» What needs to be done: Every line of the entries that holds the word "letters" is to be copied.

___ Records for the exercise ___

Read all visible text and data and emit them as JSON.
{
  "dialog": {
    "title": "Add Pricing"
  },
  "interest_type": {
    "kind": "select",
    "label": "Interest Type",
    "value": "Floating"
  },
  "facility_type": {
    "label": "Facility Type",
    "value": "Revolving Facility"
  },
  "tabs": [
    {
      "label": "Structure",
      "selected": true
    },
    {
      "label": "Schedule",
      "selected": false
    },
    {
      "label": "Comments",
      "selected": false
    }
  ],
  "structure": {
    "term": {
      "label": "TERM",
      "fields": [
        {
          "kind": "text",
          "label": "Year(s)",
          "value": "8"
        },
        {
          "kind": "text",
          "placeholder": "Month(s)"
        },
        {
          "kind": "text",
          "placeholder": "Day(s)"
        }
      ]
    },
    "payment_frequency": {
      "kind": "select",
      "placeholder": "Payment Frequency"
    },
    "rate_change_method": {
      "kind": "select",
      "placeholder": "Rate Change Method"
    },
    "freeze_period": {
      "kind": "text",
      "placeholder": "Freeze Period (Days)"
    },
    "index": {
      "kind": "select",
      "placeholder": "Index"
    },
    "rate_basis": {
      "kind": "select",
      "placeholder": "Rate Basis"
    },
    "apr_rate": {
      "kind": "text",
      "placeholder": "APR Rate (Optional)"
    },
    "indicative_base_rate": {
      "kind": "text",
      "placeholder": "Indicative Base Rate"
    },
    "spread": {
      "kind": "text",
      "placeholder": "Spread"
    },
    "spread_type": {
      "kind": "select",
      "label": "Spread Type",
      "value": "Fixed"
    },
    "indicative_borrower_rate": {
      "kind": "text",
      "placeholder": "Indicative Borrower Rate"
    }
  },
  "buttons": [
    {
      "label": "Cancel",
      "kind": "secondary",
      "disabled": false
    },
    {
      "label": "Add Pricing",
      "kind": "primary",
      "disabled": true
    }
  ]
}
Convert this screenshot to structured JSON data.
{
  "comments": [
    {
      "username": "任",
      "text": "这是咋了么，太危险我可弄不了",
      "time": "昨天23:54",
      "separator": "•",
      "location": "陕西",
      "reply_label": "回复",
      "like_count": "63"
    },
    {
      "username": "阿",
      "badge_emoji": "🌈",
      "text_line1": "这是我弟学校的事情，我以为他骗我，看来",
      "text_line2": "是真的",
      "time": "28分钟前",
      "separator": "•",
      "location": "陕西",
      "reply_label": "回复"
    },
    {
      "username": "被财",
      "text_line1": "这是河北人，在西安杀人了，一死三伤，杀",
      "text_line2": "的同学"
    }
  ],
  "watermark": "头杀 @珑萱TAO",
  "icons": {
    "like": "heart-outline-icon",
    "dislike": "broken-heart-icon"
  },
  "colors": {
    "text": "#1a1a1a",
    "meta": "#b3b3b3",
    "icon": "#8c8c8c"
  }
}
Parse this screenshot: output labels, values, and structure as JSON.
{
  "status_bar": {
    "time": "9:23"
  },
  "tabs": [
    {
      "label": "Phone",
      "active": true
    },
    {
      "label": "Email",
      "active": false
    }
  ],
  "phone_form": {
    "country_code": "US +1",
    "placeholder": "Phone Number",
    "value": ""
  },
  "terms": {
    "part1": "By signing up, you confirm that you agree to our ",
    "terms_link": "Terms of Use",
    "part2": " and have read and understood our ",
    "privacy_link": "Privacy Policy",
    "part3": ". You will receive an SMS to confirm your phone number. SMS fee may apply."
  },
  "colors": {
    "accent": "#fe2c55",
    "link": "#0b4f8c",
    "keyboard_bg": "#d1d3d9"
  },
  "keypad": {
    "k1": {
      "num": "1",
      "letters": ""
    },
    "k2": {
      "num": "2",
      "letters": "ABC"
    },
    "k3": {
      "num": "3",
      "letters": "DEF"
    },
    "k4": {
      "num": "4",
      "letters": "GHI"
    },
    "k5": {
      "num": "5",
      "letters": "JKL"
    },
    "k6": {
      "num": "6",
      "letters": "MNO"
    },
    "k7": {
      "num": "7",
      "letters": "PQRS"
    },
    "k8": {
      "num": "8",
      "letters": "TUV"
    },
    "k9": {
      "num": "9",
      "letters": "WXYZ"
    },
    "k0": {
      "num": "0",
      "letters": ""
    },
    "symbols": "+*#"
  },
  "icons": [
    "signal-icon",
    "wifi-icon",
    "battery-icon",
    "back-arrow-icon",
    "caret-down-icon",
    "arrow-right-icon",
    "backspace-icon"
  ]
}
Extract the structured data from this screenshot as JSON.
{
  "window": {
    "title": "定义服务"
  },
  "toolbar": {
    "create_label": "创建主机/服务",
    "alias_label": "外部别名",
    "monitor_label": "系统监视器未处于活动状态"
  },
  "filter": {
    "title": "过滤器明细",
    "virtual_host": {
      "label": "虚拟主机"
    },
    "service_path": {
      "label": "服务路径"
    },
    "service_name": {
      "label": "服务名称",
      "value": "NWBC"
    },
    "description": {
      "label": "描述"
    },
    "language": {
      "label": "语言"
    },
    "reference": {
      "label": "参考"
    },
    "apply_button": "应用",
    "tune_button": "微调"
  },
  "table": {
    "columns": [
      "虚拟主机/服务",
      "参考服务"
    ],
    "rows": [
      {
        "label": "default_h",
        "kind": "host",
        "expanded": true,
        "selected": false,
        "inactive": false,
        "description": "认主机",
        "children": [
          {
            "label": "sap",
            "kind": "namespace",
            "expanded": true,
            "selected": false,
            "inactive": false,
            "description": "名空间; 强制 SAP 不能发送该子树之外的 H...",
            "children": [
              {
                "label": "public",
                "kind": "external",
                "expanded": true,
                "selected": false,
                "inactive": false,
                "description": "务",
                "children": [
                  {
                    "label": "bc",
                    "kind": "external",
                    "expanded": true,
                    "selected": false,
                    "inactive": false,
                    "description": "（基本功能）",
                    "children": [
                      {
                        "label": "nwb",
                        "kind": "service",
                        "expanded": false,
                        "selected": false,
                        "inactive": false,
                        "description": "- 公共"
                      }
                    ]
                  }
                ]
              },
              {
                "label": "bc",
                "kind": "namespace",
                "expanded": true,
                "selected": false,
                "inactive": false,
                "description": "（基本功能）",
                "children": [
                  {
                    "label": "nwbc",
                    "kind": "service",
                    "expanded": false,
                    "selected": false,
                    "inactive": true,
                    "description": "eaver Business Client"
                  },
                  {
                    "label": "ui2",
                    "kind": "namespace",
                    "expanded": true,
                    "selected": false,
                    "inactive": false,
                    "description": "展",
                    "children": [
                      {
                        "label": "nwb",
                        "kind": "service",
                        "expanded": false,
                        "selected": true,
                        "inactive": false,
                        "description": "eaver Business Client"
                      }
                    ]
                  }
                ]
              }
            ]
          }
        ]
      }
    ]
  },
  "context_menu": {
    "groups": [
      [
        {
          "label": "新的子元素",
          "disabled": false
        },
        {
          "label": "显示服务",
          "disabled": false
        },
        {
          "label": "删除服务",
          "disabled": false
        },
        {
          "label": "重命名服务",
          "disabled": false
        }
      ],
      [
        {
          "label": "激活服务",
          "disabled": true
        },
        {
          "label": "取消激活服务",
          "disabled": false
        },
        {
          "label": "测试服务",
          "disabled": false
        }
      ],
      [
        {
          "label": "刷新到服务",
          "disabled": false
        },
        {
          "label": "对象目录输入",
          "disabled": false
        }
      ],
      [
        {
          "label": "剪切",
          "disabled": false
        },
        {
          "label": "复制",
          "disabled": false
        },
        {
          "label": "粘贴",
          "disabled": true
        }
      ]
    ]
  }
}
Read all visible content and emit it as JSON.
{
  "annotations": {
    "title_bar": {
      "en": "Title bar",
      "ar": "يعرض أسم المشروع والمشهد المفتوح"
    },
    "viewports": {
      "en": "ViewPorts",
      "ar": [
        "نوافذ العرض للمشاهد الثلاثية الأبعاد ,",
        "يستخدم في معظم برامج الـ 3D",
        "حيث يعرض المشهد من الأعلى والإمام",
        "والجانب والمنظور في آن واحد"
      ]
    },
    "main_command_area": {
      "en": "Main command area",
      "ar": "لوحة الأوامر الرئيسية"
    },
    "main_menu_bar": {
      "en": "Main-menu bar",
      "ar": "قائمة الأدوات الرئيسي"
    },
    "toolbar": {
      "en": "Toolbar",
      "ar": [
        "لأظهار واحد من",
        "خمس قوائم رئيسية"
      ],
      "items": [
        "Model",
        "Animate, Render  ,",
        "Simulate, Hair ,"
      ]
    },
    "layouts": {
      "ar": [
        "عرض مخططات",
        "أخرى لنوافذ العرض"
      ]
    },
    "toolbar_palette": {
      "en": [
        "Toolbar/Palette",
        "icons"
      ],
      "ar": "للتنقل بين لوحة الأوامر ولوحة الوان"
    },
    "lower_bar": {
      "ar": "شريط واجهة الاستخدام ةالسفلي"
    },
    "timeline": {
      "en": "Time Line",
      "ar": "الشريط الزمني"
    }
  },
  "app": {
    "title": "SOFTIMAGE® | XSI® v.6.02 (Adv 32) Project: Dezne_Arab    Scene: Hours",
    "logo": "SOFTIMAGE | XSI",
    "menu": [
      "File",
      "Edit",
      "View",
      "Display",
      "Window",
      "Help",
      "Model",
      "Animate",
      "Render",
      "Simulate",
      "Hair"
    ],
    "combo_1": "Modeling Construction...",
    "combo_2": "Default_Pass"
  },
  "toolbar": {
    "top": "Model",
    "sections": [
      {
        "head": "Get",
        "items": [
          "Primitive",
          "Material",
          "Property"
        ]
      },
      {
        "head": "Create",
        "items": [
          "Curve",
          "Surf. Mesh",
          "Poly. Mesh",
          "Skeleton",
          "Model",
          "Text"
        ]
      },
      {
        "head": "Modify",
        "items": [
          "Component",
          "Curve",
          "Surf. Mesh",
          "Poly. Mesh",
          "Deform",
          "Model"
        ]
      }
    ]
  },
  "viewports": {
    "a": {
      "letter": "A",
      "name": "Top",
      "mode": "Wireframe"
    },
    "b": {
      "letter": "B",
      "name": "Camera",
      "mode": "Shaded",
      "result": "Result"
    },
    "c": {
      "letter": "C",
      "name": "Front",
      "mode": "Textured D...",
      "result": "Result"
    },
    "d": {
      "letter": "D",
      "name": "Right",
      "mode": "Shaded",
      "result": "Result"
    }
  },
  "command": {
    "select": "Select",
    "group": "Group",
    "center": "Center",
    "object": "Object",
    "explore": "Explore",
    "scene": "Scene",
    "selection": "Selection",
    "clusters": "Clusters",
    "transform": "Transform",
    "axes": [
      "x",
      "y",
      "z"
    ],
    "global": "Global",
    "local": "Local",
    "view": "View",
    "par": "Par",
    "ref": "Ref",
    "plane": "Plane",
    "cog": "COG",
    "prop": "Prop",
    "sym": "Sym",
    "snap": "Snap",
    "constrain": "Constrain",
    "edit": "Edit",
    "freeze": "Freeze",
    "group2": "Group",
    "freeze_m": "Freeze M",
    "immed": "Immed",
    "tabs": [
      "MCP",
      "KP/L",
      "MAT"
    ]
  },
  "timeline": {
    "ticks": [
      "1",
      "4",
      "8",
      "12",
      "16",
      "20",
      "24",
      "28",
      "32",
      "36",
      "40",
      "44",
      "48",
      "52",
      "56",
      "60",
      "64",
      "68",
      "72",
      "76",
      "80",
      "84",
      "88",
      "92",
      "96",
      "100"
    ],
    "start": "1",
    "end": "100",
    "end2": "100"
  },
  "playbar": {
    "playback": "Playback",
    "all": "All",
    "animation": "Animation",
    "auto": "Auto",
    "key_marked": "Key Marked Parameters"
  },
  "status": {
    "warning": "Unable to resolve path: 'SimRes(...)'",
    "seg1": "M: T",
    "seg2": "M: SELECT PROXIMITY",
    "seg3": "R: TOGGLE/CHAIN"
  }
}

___

» Answer to the problem:
      "letters": ""
      "letters": "ABC"
      "letters": "DEF"
      "letters": "GHI"
      "letters": "JKL"
      "letters": "MNO"
      "letters": "PQRS"
      "letters": "TUV"
      "letters": "WXYZ"
      "letters": ""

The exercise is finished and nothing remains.